Maple Leaf Melee
While Reverie Under the Moonlight‘s somber-yet-relaxing aesthetic and whimsical platforming may put you at ease, the many foes you’ll be facing ensure that you’ll be dead in no time flat if you don’t take things seriously. Filled with things like giggling imps, floating kitsune, and an enormous (and possibly undead) witch whose weak point is her near constantly jiggling chest, you might think that RUtM is pandering to a certain audience… and, well, it probably is. But that doesn’t mean that you should take it any less seriously! Rather than relying on a flashy repertoire of moves, or the ability to level up and customize stats, RUtM‘s combat is simple and straightforward.
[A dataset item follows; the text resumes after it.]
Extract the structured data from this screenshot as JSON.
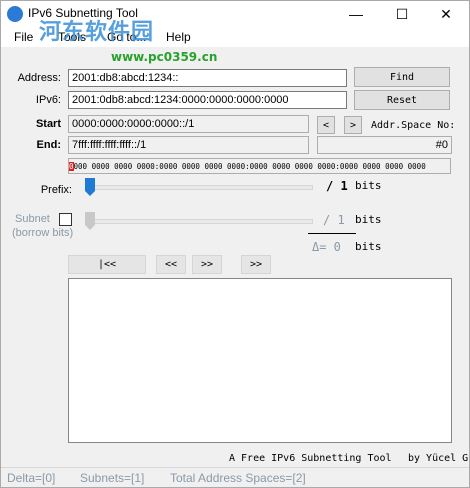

The leaf (Kaho’s melee weapon of choice), bow, and ability to dodge roll and double jump are all presented to players from the get-go and, while the game does provide players a small amount of customization via crest piece abilities and equippable passives, they aren’t anything that will end up drastically altering how gameplay works.
Instead, it’s up to the player to learn how each boss works and fight accordingly. RUtM is nice enough to provide replenishable recovery items, and scatters a fair few health upgrades throughout its map, but you’ve got to keep in mind that Kaho isn’t exactly decked out in armor; if you get hit, it’s going to hurt. It’s never not hard to die, even with a fully upgraded HP bar, meaning that players need to be careful about how they fight. I won’t lie to you; the game is fairly unforgiving, and you’ll most likely have a difficult time in the beginning. However, after getting over that initial bout of difficulty, combat becomes very enjoyable. There’s a great deal of fun to be had while becoming a mean, lean, leaf-wielding machine, and the finesse you develop along the way really makes you feel like you’ve accomplished something by the time you reach the end of the game.
Well Worth the Journey
Momodora: Reverie Under the Moonlight has been out for a little over two years, now, but it still hasn’t lost any of its charm. Taking everything that made the first three Momodora games fun, and skillully launching itself up into a new realm of quality, the likes of which the series had never before seen, RUtM continues to stand out as an excellent example of what an indie Metroidvania should be. And I, for one, certainly wouldn’t say no to another Momodora game like this!
FINAL VERDICT: 4/5
Available on: Nintendo Switch (Reviewed), PlayStation 4, Xbox One, PC; Publisher: DANGEN Entertainment ; Developer: Bombservice ; Players: 1 ; Released: January 10, 2019 (Switch); ESRB: T for Teen ; MSRP: $9.99
Full disclosure: This review is based on a copy of Momodora: Reverie Under the Moonlight given to Hey Poor Player by the publisher.